Send the prospect a LinkedIn request that states something similar to, “Per usual, I was doom scrolling on LinkedIn and saw you liked a post about XYZ. Always looking to learn. Would love to know why you liked it. Appreciate your connection at the very least.”
That’s my writing style / voice; please leverage yours. But don’t make it all about you. Remember that people love to talk about themselves. Get the prospect to feel admired and talk about themselves. Show curiosity. Stroke their ego a bit.
Keep in mind that it is super important that you include a note with your connection request. Connection requests with notes have higher reply rates, typically. Additionally, if they hit accept on your connection request, you’ll see that previously sent note as a DM in your inbox. This will help you track who has hit accept and who hasn’t.

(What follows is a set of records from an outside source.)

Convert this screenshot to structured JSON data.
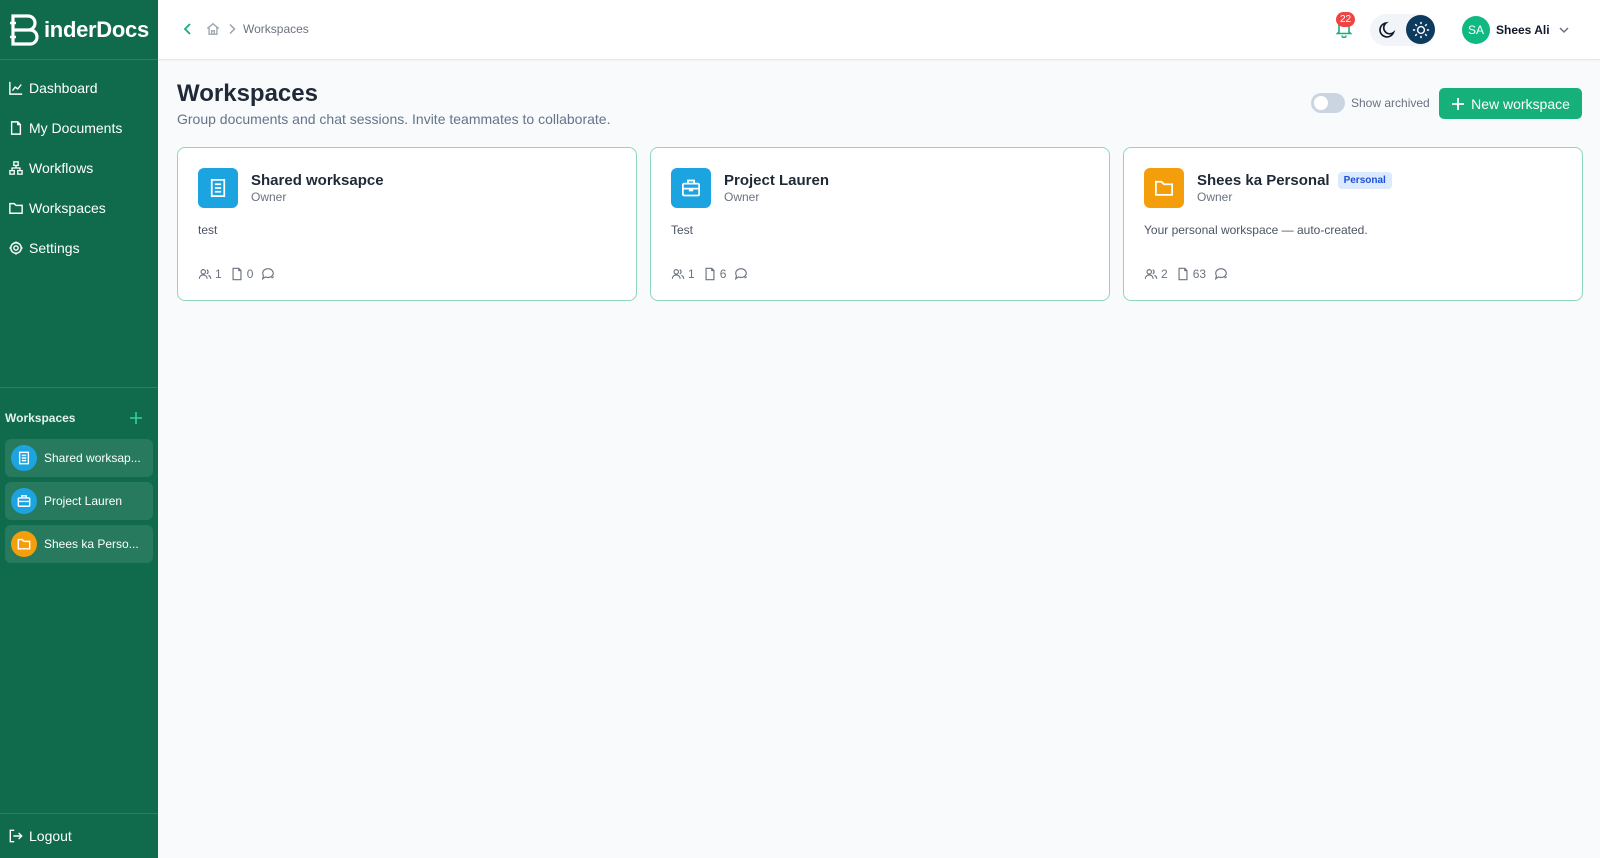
{
  "app": {
    "brand": "inderDocs"
  },
  "sidebar": {
    "nav": [
      {
        "label": "Dashboard",
        "icon": "chart-icon"
      },
      {
        "label": "My Documents",
        "icon": "document-icon"
      },
      {
        "label": "Workflows",
        "icon": "workflow-icon"
      },
      {
        "label": "Workspaces",
        "icon": "folder-icon"
      },
      {
        "label": "Settings",
        "icon": "gear-icon"
      }
    ],
    "workspaces_heading": "Workspaces",
    "workspaces": [
      {
        "label": "Shared worksap...",
        "color": "#1ba4e0",
        "icon": "document-icon"
      },
      {
        "label": "Project Lauren",
        "color": "#1ba4e0",
        "icon": "briefcase-icon"
      },
      {
        "label": "Shees ka Perso...",
        "color": "#f59e0b",
        "icon": "folder-icon"
      }
    ],
    "logout_label": "Logout"
  },
  "header": {
    "breadcrumb_current": "Workspaces",
    "notification_count": "22",
    "user_initials": "SA",
    "user_name": "Shees Ali"
  },
  "main": {
    "title": "Workspaces",
    "subtitle": "Group documents and chat sessions. Invite teammates to collaborate.",
    "show_archived_label": "Show archived",
    "new_button_label": "New workspace",
    "cards": [
      {
        "title": "Shared worksapce",
        "role": "Owner",
        "description": "test",
        "members": "1",
        "documents": "0",
        "badge": "",
        "color": "#1ba4e0",
        "icon": "document-icon"
      },
      {
        "title": "Project Lauren",
        "role": "Owner",
        "description": "Test",
        "members": "1",
        "documents": "6",
        "badge": "",
        "color": "#1ba4e0",
        "icon": "briefcase-icon"
      },
      {
        "title": "Shees ka Personal",
        "role": "Owner",
        "description": "Your personal workspace — auto-created.",
        "members": "2",
        "documents": "63",
        "badge": "Personal",
        "color": "#f59e0b",
        "icon": "folder-icon"
      }
    ]
  },
  "colors": {
    "sidebar": "#0f6b4c",
    "accent": "#16b07a",
    "card_border": "#8fd6bf"
  }
}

Do not use LinkedIn Sales Navigator for this. You want to silo messages into the “normal DMs” of LinkedIn because you can leverage voice notes and other messaging tools later in your conversation.

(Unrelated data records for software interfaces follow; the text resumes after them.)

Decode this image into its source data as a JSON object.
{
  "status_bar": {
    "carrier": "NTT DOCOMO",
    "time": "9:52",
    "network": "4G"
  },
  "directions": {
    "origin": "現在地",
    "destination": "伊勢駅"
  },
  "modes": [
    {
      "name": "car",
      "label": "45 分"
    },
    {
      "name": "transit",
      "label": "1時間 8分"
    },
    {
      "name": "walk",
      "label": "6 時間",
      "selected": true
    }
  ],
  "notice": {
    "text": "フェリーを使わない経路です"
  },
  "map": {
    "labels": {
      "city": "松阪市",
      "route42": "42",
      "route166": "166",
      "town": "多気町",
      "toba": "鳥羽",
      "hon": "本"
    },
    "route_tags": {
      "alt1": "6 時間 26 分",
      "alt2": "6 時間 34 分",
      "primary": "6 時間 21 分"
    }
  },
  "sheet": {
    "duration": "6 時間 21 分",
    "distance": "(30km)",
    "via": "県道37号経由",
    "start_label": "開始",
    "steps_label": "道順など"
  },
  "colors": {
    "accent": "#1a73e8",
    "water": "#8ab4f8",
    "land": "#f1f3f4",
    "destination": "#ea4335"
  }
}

Bonus Tip: Avoid traditional opening lines like “Hey, NAME” and please remove AE, SDR, or similar titles from your LinkedIn headline so that’s not the first thing they learn about you. Here's an example. My TITLE is "Content & Community Evangelist" but my HEADLINE is...
Go Omnichannel To Boost Acceptance Rates
If you’re not seeing this person accept your connection request on LinkedIn, send an email or a cold call with something similar to this talk path. “Hey, wasn’t sure if you’d rather connect via this channel or LinkedIn; but a connection request from me should’ve made its way to you by now. Always looking to learn from pros like you about XYZ.”
Make sure to note that the topic I reference above is exactly the same as the topic referenced in the connection request note on LinkedIn.
I’d do this 3-5 business days after the initial attempt, depending on the frequency of other steps in your existing outbound sequence; if any.
Bonus Tip: Every week or two, go through and withdraw any pending connection requests that are more than 4 weeks old. At the time of writing this article, a LinkedIn member can only have 2,500 pending connection requests at a time and 100 new connection requests sent per week. If you’re unsure of how to withdraw pending connection requests, check out this handy guide by LinkedIn.
Get Them Talking
Ask them to expand on why. Use your small-talk skills. This part is more art than science, for sure. The most social savvy professionals will thrive in this step. Others will need scripted responses and help crafting thoughtful replies.
Example questions or statements to get people talking:
- Curious to hear from you why you agreed with the post.
- Who do people with your job title typically follow on LinkedIn? The reason I’m asking is that I’m keen to learn more about the role and world you work in. With that said, I figured an expert like you would know at least a couple of great people to hit the follow button on.
- Like I said, I saw you liked that post. Saw this other post about XYZ, too. I’m not an expert on this like you. What do you think?
You’ll get to a point in a quick exchange if done properly where you can easily plug this in: “Listen, glad that you mentioned you care about XYZ because of ABC. At COMPANY, we’ve got something that makes ABC/XYZ better/easier/etc. Taking a swing here. Would you be keen to simply & quickly learn more about it whenever you’ve got the time this week or next? No pressure.”
When I use this call-to-action on social media after a quick exchange of ideas (Side-note: most chats are only 4 or 5 messages back and forth before this message), I have a majority positive reply rate compared to negative replies.
What Does This Mean?
Social selling in this form is all about combining networking skills that one would use in an in-person networking event with the availability of social behavioral data that social media provides.
You can use this same strategy in-person, during cold calls or emails, in a LinkedIn Video DM, on different social media platforms, and even in Slack communities.
If you want to learn more about social selling or you are simply looking to meet other prospecting professionals, I encourage you to join RevLeague by RevGenius as well as follow me on LinkedIn, Twitter, and Instagram.